Various stories have swirled around the UMBC gossip mill — stories of students busted with weed when their RA saw them on a Snapchat story and rumors about departments and organizations banning their members’ use of the app.

Snapchat began as a way for lustful users to send nude pictures to one another without leaving any evidence. Photos were, in theory, erased after no more than ten seconds. If a recipient took a screenshot, the sender would be notified. It was a simple concept, and one that implied a certain level of privacy.

Unfortunately, we have learned that it is possible to take and distribute users’ photos without notifying them or getting their permission. Third party apps have allowed users to leak over 200,000 private photos in just one attack, proving that the presumption of privacy when using Snapchat is false.

Were the old people right? Did the Wall Street Journal and New Yorker think pieces have a point? Are we, the mercilessly-mocked millennials, yet again hoisted by our own petard?

The answer is a firm “perhaps.” If you look at it from a tech-wary perspective, of course we should assume our information would be leaked. One hears of incidents of hacking, data breaches and leaks daily. Of course we should be careful with what we put out into the technoscape. Of course we should expect employers to see the contents of our social media.

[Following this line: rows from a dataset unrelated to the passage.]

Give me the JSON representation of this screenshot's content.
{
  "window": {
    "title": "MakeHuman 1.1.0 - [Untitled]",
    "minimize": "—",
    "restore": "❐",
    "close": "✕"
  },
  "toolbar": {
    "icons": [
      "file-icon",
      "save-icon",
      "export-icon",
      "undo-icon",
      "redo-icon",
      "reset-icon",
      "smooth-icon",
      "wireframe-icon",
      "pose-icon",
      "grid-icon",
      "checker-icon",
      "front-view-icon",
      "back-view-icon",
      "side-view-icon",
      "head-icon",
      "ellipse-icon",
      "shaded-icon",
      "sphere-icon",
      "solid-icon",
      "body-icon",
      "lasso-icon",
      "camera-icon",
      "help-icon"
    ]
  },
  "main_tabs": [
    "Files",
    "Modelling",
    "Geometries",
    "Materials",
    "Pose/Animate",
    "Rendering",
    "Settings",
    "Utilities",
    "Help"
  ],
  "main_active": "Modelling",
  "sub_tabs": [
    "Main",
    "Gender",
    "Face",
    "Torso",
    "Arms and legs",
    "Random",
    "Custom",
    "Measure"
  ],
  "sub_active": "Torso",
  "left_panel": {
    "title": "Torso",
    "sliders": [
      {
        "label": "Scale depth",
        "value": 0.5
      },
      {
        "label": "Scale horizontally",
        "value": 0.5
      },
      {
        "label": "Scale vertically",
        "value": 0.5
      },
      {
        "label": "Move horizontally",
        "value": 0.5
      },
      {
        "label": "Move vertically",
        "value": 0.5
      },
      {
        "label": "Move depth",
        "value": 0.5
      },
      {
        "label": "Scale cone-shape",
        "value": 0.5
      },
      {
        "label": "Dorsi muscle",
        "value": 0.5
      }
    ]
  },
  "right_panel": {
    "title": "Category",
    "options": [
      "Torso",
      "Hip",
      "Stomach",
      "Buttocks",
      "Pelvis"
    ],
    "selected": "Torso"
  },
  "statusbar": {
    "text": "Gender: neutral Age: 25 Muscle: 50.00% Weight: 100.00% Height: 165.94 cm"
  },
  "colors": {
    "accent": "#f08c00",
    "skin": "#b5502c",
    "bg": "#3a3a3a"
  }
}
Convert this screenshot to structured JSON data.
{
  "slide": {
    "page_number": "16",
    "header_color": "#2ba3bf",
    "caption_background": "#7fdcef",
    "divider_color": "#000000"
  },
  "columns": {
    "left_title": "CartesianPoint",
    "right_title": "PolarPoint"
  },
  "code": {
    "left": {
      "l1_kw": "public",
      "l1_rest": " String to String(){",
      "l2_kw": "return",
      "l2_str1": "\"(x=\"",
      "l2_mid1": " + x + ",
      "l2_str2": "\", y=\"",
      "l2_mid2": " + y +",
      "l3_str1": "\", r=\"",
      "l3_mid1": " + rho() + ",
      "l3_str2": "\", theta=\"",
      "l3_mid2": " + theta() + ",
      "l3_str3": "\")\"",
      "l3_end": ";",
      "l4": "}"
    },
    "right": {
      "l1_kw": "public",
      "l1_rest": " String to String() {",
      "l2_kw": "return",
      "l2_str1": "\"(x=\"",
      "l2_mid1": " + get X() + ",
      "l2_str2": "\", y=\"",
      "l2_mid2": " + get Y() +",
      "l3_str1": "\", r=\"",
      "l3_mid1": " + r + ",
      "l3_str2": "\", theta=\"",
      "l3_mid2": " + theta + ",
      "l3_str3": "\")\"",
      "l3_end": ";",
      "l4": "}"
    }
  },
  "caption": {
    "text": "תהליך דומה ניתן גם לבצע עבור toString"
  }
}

On the other hand, we shouldn’t expect our bosses to check out our Snapchat stories and Instagrams. It seems to some to be an invasion of privacy, not necessarily because of the way the information is obtained, but because it is sought at all. Social media is just that — an extension of our social lives. If reasonable measures are taken to prevent the general public from seeing an employee’s social media, employers shouldn’t take pains to see what their employees are doing in their spare time, within reason.

Moreover, employers shouldn’t have the right to ban their employees’ use of social media outright. This is a dangerous form of censorship. These groups are essentially saying “don’t use this form of media, and don’t spread these ideas, unless you want to get fired.”

This may sound far-fetched, but the issue of social media censorship in workplaces and organizations hits closer to home than you might think. Some UMBC Greek organizations have expanded their social media policies of not posting pictures and video while drunk to specifically include Snapchat stories.

These new policies reflect the new, more public Snapchat landscape: when some of the most popular snap stories on campus are umbc.snaps and umbctits, you can’t be too careful.

While it’s understandable that these groups want to preserve their reputations with the public, censoring their members’ social media content is not the way to reach that end. The beauty of new media technologies is the increased access to tools of self-expression and communication. We can’t expect people to push the boundaries of media, social or otherwise, if they are afraid of what their bosses will say.